§ **Aim of the task**:
Pick out the lines below with "this" and list them.

[Element data from apps and pages]

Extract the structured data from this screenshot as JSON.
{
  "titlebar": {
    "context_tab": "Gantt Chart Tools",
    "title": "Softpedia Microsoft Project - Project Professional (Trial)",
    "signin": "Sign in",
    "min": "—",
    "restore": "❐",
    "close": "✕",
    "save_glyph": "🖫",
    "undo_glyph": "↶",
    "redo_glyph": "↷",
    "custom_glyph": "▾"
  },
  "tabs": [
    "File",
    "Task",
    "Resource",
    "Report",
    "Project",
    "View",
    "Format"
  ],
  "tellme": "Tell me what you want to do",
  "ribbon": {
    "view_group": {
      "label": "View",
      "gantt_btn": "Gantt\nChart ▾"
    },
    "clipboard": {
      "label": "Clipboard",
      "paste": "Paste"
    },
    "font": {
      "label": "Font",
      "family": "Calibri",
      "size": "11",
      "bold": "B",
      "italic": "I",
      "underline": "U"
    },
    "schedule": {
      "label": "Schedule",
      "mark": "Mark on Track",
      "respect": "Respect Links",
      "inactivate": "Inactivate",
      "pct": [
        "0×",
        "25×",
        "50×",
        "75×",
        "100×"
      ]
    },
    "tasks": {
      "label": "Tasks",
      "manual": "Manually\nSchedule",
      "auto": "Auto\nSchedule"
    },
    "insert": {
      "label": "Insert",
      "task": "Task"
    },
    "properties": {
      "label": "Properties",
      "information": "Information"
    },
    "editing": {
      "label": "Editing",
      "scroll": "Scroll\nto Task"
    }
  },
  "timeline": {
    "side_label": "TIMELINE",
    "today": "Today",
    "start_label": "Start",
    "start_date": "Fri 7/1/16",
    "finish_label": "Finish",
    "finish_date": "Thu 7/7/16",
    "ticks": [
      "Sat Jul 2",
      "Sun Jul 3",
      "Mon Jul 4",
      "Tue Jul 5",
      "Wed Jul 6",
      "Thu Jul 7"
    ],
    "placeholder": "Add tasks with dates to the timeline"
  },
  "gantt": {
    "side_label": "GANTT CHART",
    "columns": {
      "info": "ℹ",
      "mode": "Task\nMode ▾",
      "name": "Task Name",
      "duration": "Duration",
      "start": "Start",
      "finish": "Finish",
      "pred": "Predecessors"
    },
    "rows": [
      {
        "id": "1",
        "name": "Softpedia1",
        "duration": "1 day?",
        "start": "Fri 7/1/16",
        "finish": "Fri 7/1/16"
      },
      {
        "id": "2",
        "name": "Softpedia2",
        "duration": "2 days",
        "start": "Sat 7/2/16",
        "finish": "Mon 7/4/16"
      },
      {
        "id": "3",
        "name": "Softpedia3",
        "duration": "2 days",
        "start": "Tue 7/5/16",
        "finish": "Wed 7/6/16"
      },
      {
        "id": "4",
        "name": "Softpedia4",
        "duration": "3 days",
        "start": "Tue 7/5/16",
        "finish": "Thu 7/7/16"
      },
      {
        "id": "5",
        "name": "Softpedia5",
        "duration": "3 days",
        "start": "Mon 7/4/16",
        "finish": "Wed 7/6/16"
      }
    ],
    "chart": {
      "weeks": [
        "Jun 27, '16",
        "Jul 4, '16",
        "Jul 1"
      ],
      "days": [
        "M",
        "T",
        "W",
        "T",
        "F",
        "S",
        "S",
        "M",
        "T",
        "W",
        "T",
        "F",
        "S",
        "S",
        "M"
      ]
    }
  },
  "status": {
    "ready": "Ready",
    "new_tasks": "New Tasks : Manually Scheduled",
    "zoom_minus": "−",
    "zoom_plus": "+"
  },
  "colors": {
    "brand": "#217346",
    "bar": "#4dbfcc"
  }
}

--

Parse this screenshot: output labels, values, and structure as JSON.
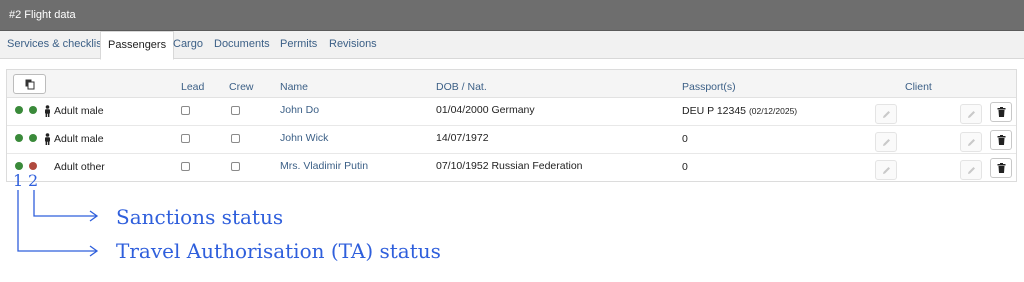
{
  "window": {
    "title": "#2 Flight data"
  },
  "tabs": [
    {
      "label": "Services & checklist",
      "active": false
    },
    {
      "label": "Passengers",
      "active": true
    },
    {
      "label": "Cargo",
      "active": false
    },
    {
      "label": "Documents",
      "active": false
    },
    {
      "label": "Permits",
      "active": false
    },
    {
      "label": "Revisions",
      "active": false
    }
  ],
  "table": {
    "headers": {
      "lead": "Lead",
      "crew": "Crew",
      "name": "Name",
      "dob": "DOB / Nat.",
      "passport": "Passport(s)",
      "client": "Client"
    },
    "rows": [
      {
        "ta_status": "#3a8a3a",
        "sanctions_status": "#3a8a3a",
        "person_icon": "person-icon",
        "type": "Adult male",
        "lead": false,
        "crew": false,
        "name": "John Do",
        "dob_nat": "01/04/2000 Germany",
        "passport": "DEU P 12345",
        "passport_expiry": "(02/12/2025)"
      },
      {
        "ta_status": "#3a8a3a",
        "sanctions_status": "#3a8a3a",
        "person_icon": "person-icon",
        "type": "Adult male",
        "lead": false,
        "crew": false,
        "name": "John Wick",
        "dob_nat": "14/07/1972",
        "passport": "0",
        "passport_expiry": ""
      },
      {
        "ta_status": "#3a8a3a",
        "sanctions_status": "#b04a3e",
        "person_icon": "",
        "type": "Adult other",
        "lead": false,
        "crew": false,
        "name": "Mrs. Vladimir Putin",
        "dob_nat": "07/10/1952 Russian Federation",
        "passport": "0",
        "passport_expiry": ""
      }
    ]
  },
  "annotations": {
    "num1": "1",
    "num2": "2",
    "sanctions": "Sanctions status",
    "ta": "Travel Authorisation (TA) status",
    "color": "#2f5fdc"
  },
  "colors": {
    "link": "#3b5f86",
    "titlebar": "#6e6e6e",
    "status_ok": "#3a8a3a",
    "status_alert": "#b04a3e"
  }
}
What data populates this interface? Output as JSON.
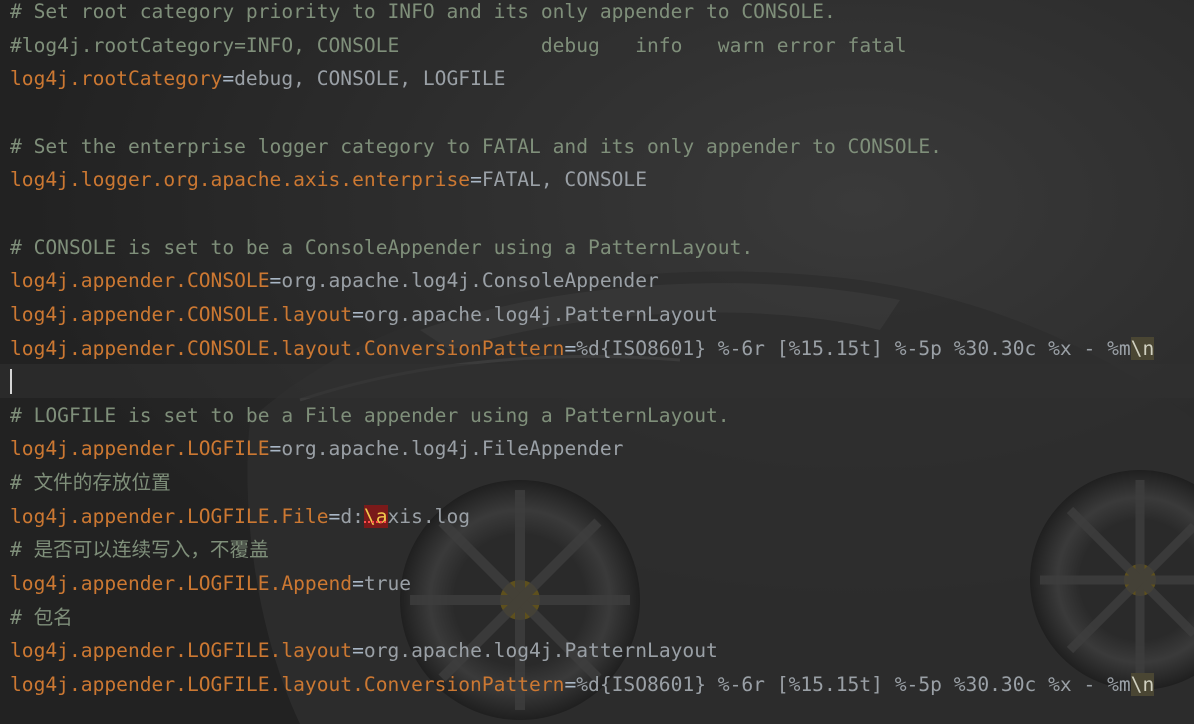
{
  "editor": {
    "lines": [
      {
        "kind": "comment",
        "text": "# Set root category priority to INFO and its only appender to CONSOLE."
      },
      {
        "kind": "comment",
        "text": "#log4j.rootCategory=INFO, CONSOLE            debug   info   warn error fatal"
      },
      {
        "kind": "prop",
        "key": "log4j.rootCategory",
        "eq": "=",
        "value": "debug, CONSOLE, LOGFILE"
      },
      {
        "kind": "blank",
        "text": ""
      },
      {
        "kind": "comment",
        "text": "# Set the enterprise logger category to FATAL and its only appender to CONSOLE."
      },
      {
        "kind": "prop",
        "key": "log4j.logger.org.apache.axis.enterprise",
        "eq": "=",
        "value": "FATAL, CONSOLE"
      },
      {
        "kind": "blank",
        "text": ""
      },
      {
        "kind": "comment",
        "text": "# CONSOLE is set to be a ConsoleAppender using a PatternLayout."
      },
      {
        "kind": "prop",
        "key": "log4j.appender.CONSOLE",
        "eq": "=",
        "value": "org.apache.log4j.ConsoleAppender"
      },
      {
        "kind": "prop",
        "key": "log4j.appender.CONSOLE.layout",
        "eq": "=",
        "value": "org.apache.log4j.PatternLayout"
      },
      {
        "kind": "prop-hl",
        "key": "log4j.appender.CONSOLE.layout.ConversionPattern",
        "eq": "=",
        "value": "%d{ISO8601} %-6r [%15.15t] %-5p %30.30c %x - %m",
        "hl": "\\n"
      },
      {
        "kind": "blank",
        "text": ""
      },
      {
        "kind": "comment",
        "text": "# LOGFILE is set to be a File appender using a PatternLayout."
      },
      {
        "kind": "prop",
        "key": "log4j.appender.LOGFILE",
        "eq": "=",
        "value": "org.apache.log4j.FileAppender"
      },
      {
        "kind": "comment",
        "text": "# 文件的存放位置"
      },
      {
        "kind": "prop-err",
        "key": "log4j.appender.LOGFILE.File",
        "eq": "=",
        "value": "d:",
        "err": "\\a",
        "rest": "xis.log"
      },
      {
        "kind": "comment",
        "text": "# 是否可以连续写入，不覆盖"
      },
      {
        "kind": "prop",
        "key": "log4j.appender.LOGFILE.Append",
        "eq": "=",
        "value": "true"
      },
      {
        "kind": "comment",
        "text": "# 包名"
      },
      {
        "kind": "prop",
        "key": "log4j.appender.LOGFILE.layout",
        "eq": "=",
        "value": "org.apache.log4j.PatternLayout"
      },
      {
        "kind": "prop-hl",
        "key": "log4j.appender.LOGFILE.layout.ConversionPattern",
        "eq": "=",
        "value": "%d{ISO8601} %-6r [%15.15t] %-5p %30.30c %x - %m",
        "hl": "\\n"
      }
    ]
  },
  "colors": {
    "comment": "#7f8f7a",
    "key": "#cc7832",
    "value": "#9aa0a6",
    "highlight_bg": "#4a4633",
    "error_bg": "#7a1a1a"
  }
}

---

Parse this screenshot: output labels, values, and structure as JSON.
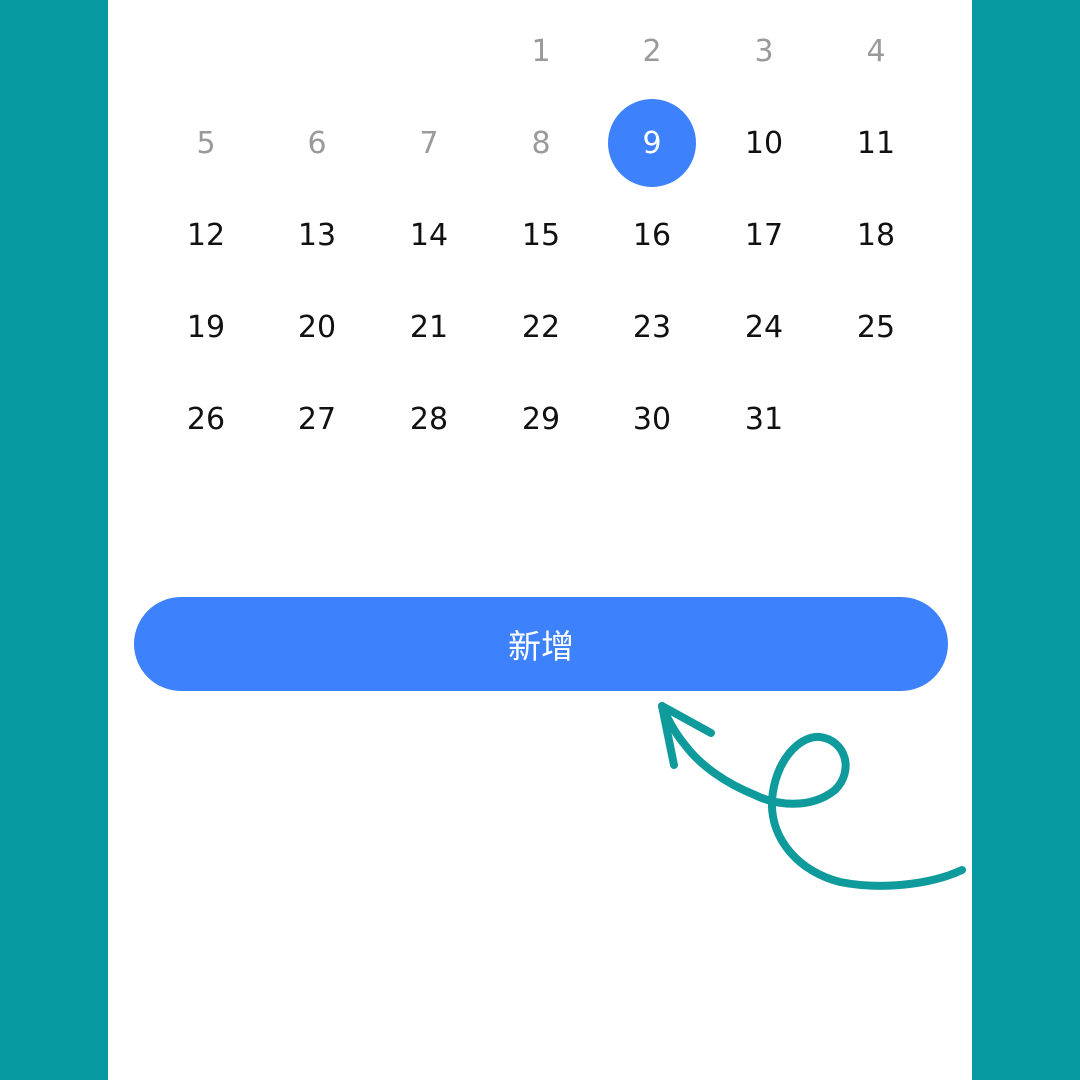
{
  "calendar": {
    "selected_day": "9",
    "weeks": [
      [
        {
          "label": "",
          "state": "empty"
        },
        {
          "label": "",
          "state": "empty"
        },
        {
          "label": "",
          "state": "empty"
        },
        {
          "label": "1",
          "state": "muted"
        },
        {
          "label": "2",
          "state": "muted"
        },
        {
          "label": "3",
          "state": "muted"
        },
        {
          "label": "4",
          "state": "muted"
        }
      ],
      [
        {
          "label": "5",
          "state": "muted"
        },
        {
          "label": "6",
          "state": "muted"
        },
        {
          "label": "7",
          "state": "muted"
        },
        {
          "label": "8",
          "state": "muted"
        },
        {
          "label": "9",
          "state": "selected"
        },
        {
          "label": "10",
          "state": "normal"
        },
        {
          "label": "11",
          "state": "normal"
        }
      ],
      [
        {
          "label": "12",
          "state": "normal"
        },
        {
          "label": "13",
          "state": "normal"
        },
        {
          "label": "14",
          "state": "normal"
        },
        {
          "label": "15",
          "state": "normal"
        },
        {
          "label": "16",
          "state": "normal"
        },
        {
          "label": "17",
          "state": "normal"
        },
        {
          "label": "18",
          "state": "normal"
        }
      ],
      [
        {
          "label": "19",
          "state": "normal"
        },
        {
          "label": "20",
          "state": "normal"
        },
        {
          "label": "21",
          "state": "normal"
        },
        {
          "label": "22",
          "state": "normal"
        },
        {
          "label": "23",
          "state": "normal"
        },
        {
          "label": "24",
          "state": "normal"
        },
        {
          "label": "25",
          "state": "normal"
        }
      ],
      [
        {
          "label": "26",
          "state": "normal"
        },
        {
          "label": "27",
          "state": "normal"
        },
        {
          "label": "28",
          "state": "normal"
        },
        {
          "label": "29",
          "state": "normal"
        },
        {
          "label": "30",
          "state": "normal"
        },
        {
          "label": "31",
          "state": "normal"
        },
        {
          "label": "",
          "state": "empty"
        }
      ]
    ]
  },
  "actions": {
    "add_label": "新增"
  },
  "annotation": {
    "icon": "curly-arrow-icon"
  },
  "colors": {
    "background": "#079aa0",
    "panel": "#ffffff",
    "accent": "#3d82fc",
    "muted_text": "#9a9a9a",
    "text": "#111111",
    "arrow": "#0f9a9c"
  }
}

§ **Exercise response**:
Extract the structured data from this screenshot as JSON.
Parse this screenshot: output labels, values, and structure as JSON.
What data populates this interface? Output as JSON.
Parse this screenshot: output labels, values, and structure as JSON.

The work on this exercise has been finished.